What would you tell someone who wants to become a teacher?

 "So, if I were to talk to somebody who was thinking about going into education, I would say, make sure that you balance yourself. By that, I mean, balance you who are as a teacher with who you are in your personal life and try not to let those two things get too mixed up. Like, you want to make sure when you go home, you go home and you be you for a little while 'cause you have to recharge. Otherwise, you will get burnt out so fast. I find that, I get a lot of influence, a lot of inspiration, a lot of just feeling better from listening to podcasts. So, if you find a podcast that you can really relate to, one of my favorites, Truth for Teachers , I just feel like it helps me recenter myself of who I am, who I want to be as a teacher and not try to take on too much because that's where the teacher burnout comes. Like I said earlier the pressures of seeing everything and feeling like you have to be perfect because that's what you're seeing out there. You got to remember it's just like real life, like not every day is perfect. If people were more transparent about the bad with the good and how to handle those days then, I think, that there wouldn't be quite that pressure. But, you know, we're in education and we have a tendency to close our doors, isolate ourselves, and try to manage everything ourselves. We have got to make sure we are looking outward for that balance and seeking help when we need help. Finding ways that we are inspired and just overall not letting it get us down."

  

What is one thing you would change to help kids learn better?
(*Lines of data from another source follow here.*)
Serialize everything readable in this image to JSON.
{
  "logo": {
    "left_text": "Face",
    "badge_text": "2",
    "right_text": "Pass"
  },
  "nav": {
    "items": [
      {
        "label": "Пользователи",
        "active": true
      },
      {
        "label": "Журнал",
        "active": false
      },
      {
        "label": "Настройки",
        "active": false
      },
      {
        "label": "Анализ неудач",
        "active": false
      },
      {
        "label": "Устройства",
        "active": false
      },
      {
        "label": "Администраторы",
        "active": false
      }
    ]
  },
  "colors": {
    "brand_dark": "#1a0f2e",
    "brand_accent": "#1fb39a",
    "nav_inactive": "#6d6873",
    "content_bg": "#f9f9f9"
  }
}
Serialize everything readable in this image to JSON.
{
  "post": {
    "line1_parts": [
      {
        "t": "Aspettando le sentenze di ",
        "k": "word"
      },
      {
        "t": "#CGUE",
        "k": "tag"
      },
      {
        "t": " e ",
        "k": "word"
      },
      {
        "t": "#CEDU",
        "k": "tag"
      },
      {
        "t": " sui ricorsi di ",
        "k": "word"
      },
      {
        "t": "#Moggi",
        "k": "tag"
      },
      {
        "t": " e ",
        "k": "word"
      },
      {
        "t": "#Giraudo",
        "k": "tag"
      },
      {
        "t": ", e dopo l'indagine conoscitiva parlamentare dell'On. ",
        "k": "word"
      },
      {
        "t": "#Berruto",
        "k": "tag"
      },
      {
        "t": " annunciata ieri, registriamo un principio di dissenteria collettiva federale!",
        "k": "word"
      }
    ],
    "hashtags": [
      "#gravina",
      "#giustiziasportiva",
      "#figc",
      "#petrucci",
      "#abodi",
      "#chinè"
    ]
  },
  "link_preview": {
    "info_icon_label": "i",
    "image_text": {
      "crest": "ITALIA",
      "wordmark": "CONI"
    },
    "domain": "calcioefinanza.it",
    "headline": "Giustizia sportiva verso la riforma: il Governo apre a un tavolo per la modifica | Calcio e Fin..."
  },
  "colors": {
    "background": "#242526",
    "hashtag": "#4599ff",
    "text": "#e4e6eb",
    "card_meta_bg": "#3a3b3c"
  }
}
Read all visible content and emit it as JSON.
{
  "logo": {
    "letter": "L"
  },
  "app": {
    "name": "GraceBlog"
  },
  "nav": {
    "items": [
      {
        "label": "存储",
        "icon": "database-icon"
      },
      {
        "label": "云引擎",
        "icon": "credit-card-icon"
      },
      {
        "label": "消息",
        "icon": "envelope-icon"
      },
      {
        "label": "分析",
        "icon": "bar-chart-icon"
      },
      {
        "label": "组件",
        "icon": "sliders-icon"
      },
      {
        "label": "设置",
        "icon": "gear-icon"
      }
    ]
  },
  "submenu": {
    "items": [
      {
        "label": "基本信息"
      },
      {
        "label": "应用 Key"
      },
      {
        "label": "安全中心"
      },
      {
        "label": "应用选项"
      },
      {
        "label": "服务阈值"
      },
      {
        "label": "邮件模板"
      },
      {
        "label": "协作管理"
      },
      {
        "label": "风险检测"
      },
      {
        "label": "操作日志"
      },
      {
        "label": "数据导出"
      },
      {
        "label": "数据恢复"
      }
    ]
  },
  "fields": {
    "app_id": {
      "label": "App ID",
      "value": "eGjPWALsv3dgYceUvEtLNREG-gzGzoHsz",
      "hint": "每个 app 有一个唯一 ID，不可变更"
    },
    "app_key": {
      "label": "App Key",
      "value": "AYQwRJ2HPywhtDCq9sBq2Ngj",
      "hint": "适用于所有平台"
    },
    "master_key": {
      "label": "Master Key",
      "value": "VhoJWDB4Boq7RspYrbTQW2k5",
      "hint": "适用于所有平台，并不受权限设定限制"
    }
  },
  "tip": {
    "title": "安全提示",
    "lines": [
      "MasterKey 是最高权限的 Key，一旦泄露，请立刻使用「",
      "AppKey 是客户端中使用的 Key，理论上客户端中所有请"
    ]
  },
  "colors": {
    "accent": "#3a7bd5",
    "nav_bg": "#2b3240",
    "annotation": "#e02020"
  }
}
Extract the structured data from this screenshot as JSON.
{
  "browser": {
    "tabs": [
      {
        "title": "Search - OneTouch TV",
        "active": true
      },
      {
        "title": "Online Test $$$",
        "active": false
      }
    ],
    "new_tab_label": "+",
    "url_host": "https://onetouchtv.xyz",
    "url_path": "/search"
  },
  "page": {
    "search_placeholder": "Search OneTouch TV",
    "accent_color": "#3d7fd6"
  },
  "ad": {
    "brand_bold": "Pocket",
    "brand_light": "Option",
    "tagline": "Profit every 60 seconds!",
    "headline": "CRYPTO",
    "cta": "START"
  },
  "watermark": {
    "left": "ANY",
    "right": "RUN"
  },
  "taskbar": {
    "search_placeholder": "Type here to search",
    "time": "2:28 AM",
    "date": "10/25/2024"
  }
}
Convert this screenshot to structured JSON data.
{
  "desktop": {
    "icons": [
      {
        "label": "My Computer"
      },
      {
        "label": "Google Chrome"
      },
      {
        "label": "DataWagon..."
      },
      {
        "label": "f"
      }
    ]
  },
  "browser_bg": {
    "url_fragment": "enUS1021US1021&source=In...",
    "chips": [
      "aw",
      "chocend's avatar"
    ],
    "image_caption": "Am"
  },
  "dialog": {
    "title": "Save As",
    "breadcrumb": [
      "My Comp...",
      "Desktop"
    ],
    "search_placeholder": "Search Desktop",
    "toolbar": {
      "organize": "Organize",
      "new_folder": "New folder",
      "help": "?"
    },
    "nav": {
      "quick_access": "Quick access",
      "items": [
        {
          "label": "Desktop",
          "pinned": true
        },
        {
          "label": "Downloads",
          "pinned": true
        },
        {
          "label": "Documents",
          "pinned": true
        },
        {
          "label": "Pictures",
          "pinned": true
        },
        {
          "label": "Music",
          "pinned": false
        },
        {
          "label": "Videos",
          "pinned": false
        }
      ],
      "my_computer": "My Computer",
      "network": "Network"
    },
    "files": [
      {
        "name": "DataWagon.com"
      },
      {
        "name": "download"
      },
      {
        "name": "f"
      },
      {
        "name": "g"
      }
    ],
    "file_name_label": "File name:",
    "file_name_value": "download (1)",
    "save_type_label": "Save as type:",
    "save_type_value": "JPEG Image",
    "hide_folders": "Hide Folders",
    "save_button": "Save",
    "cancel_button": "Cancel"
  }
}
"If I could change one thing to help kids learn better, that is such a tough question because there is so many things that I could say. I really feel like our entire education system needs consideration for restructuring. So, as far as how we do class, when we meet during a day, how long we meet for a school day, class size, and the amount of standardized testing that we do. That's a pretty standard answer and I don't know what the exact answer to that is. I have some ideas of what I think could work but I don't have any researched based to say that I know that they would work. I just can't help that feeling like is our current system of education really what's best developmentally for kids So, that's kind what I would think and those are my answers and thanks for listening. Bye."


Older Post Newer Post

Added to cart!
Free Shipping on Every Order | Unconditional Lifetime Warranty | Purchase Orders Accepted | Family Owned and Operated Free Priority Shipping On All USA Orders You Have Qualified for Free Shipping Spend $x to Unlock Free Shipping You Have Achieved Free Shipping Free Shipping Anywhere in the USA | Purchase Orders Accepted Free Shipping On All Orders You Have Achieved Free Shipping Free shipping when you order over XX ou Have Qualified for Free Shipping